◆ **Goal of the exercise**
Would you copy every line of the listing below that includes the word "ffffff"?

● ● ●

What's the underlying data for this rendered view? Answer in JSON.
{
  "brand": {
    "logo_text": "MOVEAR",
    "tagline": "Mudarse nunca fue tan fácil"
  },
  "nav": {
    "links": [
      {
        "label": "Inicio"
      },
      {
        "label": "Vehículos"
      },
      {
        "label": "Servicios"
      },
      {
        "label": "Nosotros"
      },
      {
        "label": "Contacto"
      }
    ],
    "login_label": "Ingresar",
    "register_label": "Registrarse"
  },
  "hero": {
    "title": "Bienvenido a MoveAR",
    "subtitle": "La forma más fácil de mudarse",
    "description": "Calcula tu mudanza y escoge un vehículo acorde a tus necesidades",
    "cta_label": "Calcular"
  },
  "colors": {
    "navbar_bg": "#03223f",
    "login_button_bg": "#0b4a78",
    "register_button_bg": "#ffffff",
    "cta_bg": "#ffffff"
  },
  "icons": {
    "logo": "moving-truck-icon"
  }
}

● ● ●

◆ **Solution to this task**
    "register_button_bg": "#ffffff",
    "cta_bg": "#ffffff"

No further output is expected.